Records supplied>
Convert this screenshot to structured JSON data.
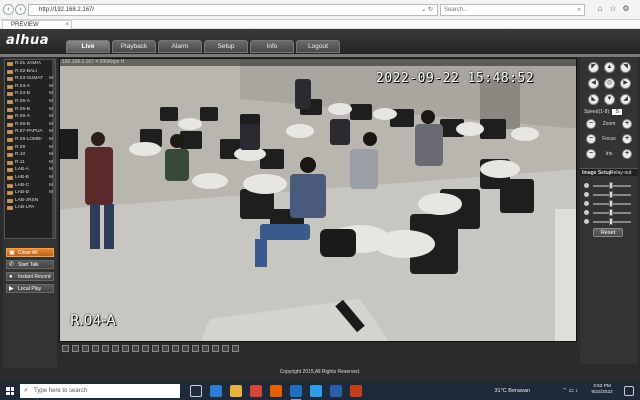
{
  "browser": {
    "address": "http://192.168.2.167/",
    "search_placeholder": "Search...",
    "tab_label": "PREVIEW"
  },
  "app": {
    "logo": "alhua",
    "nav": [
      "Live",
      "Playback",
      "Alarm",
      "Setup",
      "Info",
      "Logout"
    ],
    "active_nav": "Live",
    "footer": "Copyright 2015,All Rights Reserved."
  },
  "channels": [
    {
      "label": "R.01-JAMIA",
      "m": ""
    },
    {
      "label": "R.02-BALI",
      "m": ""
    },
    {
      "label": "R.03-SUMAT",
      "m": "M"
    },
    {
      "label": "R.04-A",
      "m": "M"
    },
    {
      "label": "R.04-B",
      "m": "M"
    },
    {
      "label": "R.05-A",
      "m": "M"
    },
    {
      "label": "R.05-B",
      "m": "M"
    },
    {
      "label": "R.06-A",
      "m": "M"
    },
    {
      "label": "R.06-B",
      "m": "M"
    },
    {
      "label": "R.07-PAPUA",
      "m": "M"
    },
    {
      "label": "R.08-LOMBI",
      "m": "M"
    },
    {
      "label": "R.09",
      "m": "M"
    },
    {
      "label": "R.10",
      "m": "M"
    },
    {
      "label": "R.11",
      "m": "M"
    },
    {
      "label": "LAB-A",
      "m": "M"
    },
    {
      "label": "LAB-B",
      "m": "M"
    },
    {
      "label": "LAB-C",
      "m": "M"
    },
    {
      "label": "LAB-D",
      "m": "M"
    },
    {
      "label": "LAB-JRSN",
      "m": ""
    },
    {
      "label": "LAB-LPA",
      "m": ""
    }
  ],
  "left_buttons": {
    "close_all": "Close All",
    "start_talk": "Start Talk",
    "instant_record": "Instant Record",
    "local_play": "Local Play"
  },
  "video": {
    "info": "192.168.2.167 4 996Kbps H",
    "timestamp": "2022-09-22 15:48:52",
    "camera_name": "R.04-A"
  },
  "ptz": {
    "speed_label": "Speed(1-8):",
    "speed_value": "5",
    "zoom": "Zoom",
    "focus": "Focus",
    "iris": "Iris",
    "image_setup": "Image Setup",
    "relay_out": "Relay-out",
    "reset": "Reset",
    "sliders": [
      0.45,
      0.45,
      0.45,
      0.45,
      0.45
    ]
  },
  "taskbar": {
    "search_placeholder": "Type here to search",
    "weather": "31°C  Berawan",
    "time": "3:52 PM",
    "date": "9/22/2022"
  },
  "colors": {
    "accent_orange": "#d9792a",
    "header_dark": "#2b2b2b",
    "taskbar": "#1e2a3a"
  }
}
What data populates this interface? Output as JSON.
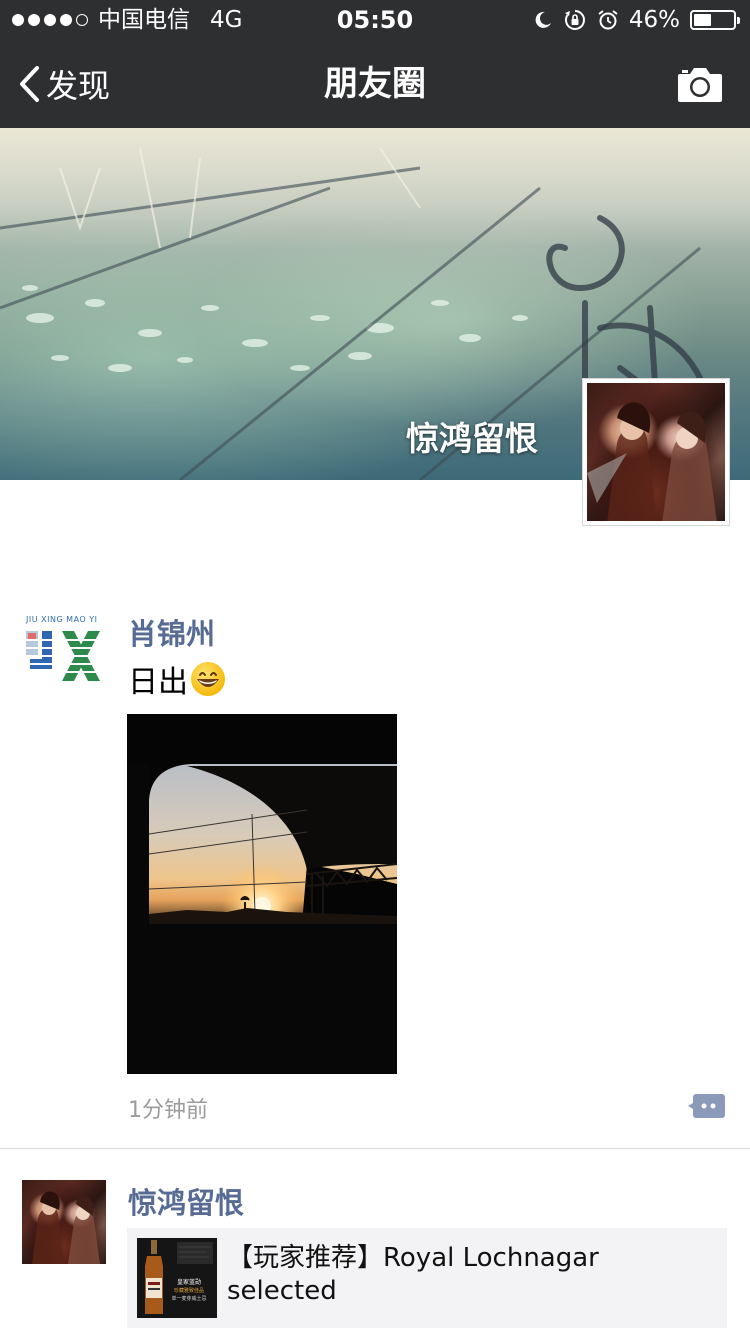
{
  "status_bar": {
    "carrier": "中国电信",
    "network": "4G",
    "time": "05:50",
    "battery_percent": "46%",
    "battery_level": 0.46
  },
  "nav": {
    "back_label": "发现",
    "title": "朋友圈"
  },
  "cover": {
    "username": "惊鸿留恨"
  },
  "posts": [
    {
      "author": "肖锦州",
      "text": "日出",
      "time": "1分钟前"
    },
    {
      "author": "惊鸿留恨",
      "share_title": "【玩家推荐】Royal Lochnagar selected"
    }
  ],
  "logo_text": {
    "top": "JIU XING MAO YI",
    "letters": "JX"
  },
  "thumb_text": {
    "line1": "皇家蓝勋",
    "line2": "珍藏雅致佳品",
    "line3": "单一麦芽威士忌"
  },
  "colors": {
    "nav_bg": "#2e2f31",
    "name_blue": "#576b95",
    "time_gray": "#9b9b9b",
    "card_bg": "#f3f3f5"
  },
  "icons": {
    "back": "chevron-left-icon",
    "camera": "camera-icon",
    "comment": "comment-icon",
    "emoji": "grinning-face-icon"
  }
}
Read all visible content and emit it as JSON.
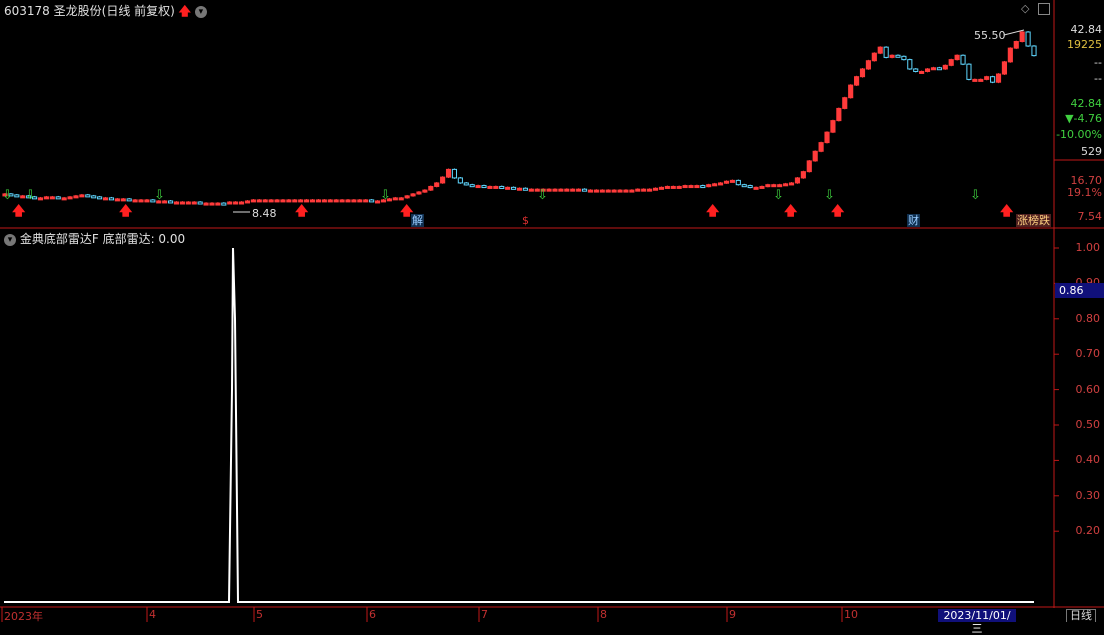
{
  "header": {
    "stock_code": "603178",
    "stock_name": "圣龙股份",
    "mode": "(日线 前复权)"
  },
  "indicator": {
    "name": "金典底部雷达F",
    "label": "底部雷达: 0.00",
    "current_box": "0.86"
  },
  "right_panel": {
    "price_top": "42.84",
    "volume": "19225",
    "dash1": "--",
    "dash2": "--",
    "price": "42.84",
    "change": "▼-4.76",
    "pct": "-10.00%",
    "val529": "529",
    "y1": "16.70",
    "y2": "19.1%",
    "y3": "7.54"
  },
  "annotations": {
    "high_label": "55.50",
    "low_label": "8.48"
  },
  "events": [
    {
      "text": "解",
      "color": "#9cf"
    },
    {
      "text": "$",
      "color": "#e03030"
    },
    {
      "text": "财",
      "color": "#9cf"
    },
    {
      "text": "涨榜跌",
      "color": "#ffd080"
    }
  ],
  "xaxis": {
    "labels": [
      "2023年",
      "4",
      "5",
      "6",
      "7",
      "8",
      "9",
      "10"
    ],
    "cursor_date": "2023/11/01/三",
    "period_tab": "日线"
  },
  "colors": {
    "up": "#ff3b3b",
    "down": "#5fd7ff",
    "signal_green": "#3ed03e",
    "signal_red": "#ff2020",
    "axis_red": "#c01818",
    "line_white": "#ffffff"
  },
  "chart_data": [
    {
      "type": "candlestick",
      "title": "603178 圣龙股份 (日线 前复权)",
      "ylabels": [
        "16.70",
        "7.54"
      ],
      "high_annotation": 55.5,
      "low_annotation": 8.48,
      "xlabels": [
        "2023年",
        "4",
        "5",
        "6",
        "7",
        "8",
        "9",
        "10"
      ],
      "close_series": [
        9.4,
        9.3,
        9.2,
        9.2,
        9.1,
        9.0,
        9.0,
        9.1,
        9.1,
        9.0,
        9.0,
        9.1,
        9.2,
        9.3,
        9.2,
        9.1,
        9.0,
        9.0,
        8.9,
        8.9,
        8.9,
        8.8,
        8.8,
        8.8,
        8.8,
        8.7,
        8.7,
        8.7,
        8.6,
        8.6,
        8.6,
        8.6,
        8.6,
        8.5,
        8.5,
        8.5,
        8.5,
        8.48,
        8.6,
        8.6,
        8.6,
        8.7,
        8.8,
        8.8,
        8.8,
        8.8,
        8.8,
        8.8,
        8.8,
        8.8,
        8.8,
        8.8,
        8.8,
        8.8,
        8.8,
        8.8,
        8.8,
        8.8,
        8.8,
        8.8,
        8.8,
        8.8,
        8.7,
        8.7,
        8.8,
        8.9,
        9.0,
        9.0,
        9.2,
        9.4,
        9.6,
        9.8,
        10.2,
        10.6,
        11.3,
        12.3,
        11.2,
        10.6,
        10.4,
        10.3,
        10.3,
        10.2,
        10.2,
        10.2,
        10.1,
        10.1,
        10.0,
        10.0,
        9.9,
        9.9,
        9.9,
        9.9,
        9.9,
        9.9,
        9.9,
        9.9,
        9.9,
        9.9,
        9.8,
        9.8,
        9.8,
        9.8,
        9.8,
        9.8,
        9.8,
        9.8,
        9.8,
        9.9,
        9.9,
        9.9,
        10.0,
        10.1,
        10.2,
        10.2,
        10.2,
        10.3,
        10.3,
        10.3,
        10.2,
        10.4,
        10.5,
        10.6,
        10.8,
        10.9,
        10.4,
        10.3,
        10.1,
        10.1,
        10.2,
        10.4,
        10.4,
        10.4,
        10.5,
        10.6,
        11.2,
        12.0,
        13.5,
        15.0,
        16.5,
        18.5,
        21.0,
        24.0,
        27.0,
        31.0,
        34.0,
        37.0,
        40.5,
        44.0,
        47.0,
        42.0,
        43.0,
        42.5,
        41.0,
        37.0,
        36.0,
        36.0,
        37.0,
        37.5,
        37.0,
        38.5,
        41.0,
        43.0,
        39.0,
        33.0,
        33.0,
        33.0,
        34.0,
        32.0,
        35.0,
        40.0,
        46.5,
        50.0,
        55.5,
        47.6,
        42.84
      ]
    },
    {
      "type": "line",
      "title": "金典底部雷达F 底部雷达: 0.00",
      "ylabels": [
        "1.00",
        "0.90",
        "0.80",
        "0.70",
        "0.60",
        "0.50",
        "0.40",
        "0.30",
        "0.20"
      ],
      "ylim": [
        0,
        1
      ],
      "series": [
        {
          "name": "底部雷达",
          "spike_at_index": 40,
          "peak": 1.0,
          "baseline": 0.0
        }
      ]
    }
  ]
}
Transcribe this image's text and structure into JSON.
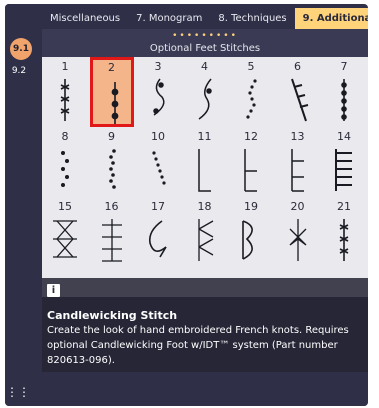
{
  "tabs": [
    {
      "label": "Miscellaneous",
      "active": false
    },
    {
      "label": "7. Monogram",
      "active": false
    },
    {
      "label": "8. Techniques",
      "active": false
    },
    {
      "label": "9. Additional",
      "active": true
    }
  ],
  "sidebar": {
    "active_badge": "9.1",
    "items": [
      {
        "label": "9.2"
      }
    ]
  },
  "header": {
    "pager_dots": "•••••••••",
    "subtitle": "Optional Feet Stitches"
  },
  "stitches": [
    {
      "number": "1",
      "icon": "stitch-icon"
    },
    {
      "number": "2",
      "icon": "stitch-icon",
      "selected": true
    },
    {
      "number": "3",
      "icon": "stitch-icon"
    },
    {
      "number": "4",
      "icon": "stitch-icon"
    },
    {
      "number": "5",
      "icon": "stitch-icon"
    },
    {
      "number": "6",
      "icon": "stitch-icon"
    },
    {
      "number": "7",
      "icon": "stitch-icon"
    },
    {
      "number": "8",
      "icon": "stitch-icon"
    },
    {
      "number": "9",
      "icon": "stitch-icon"
    },
    {
      "number": "10",
      "icon": "stitch-icon"
    },
    {
      "number": "11",
      "icon": "stitch-icon"
    },
    {
      "number": "12",
      "icon": "stitch-icon"
    },
    {
      "number": "13",
      "icon": "stitch-icon"
    },
    {
      "number": "14",
      "icon": "stitch-icon"
    },
    {
      "number": "15",
      "icon": "stitch-icon"
    },
    {
      "number": "16",
      "icon": "stitch-icon"
    },
    {
      "number": "17",
      "icon": "stitch-icon"
    },
    {
      "number": "18",
      "icon": "stitch-icon"
    },
    {
      "number": "19",
      "icon": "stitch-icon"
    },
    {
      "number": "20",
      "icon": "stitch-icon"
    },
    {
      "number": "21",
      "icon": "stitch-icon"
    }
  ],
  "info": {
    "icon_label": "i",
    "title": "Candlewicking Stitch",
    "description": "Create the look of hand embroidered French knots. Requires optional Candlewicking Foot w/IDT™ system (Part number 820613-096)."
  },
  "colors": {
    "accent": "#ffd37a",
    "badge": "#f0a36a",
    "selected_fill": "#f5b58a",
    "selected_border": "#e01818"
  }
}
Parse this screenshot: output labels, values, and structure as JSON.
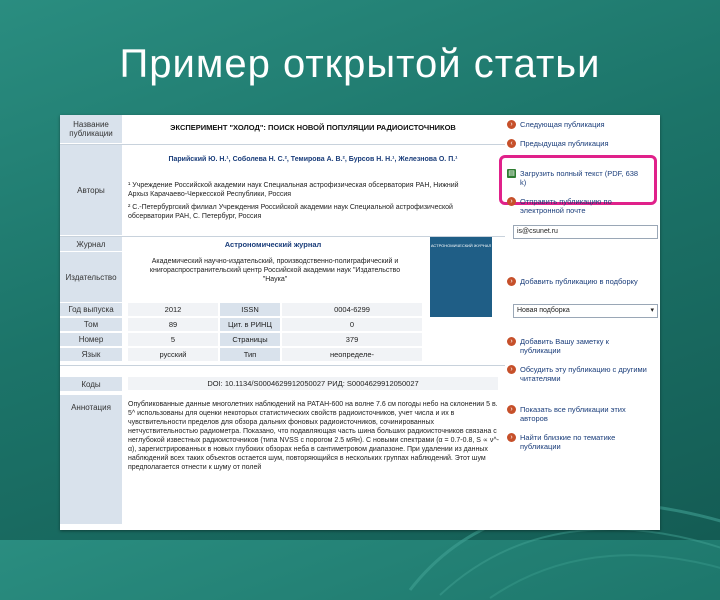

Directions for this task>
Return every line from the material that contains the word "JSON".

Response area>
Convert this screenshot to structured JSON data.
What data populates this interface? Output as JSON.
Read all visible content and emit it as JSON.
Transcribe this image's text and structure into JSON.
Parse this screenshot: output labels, values, and structure as JSON.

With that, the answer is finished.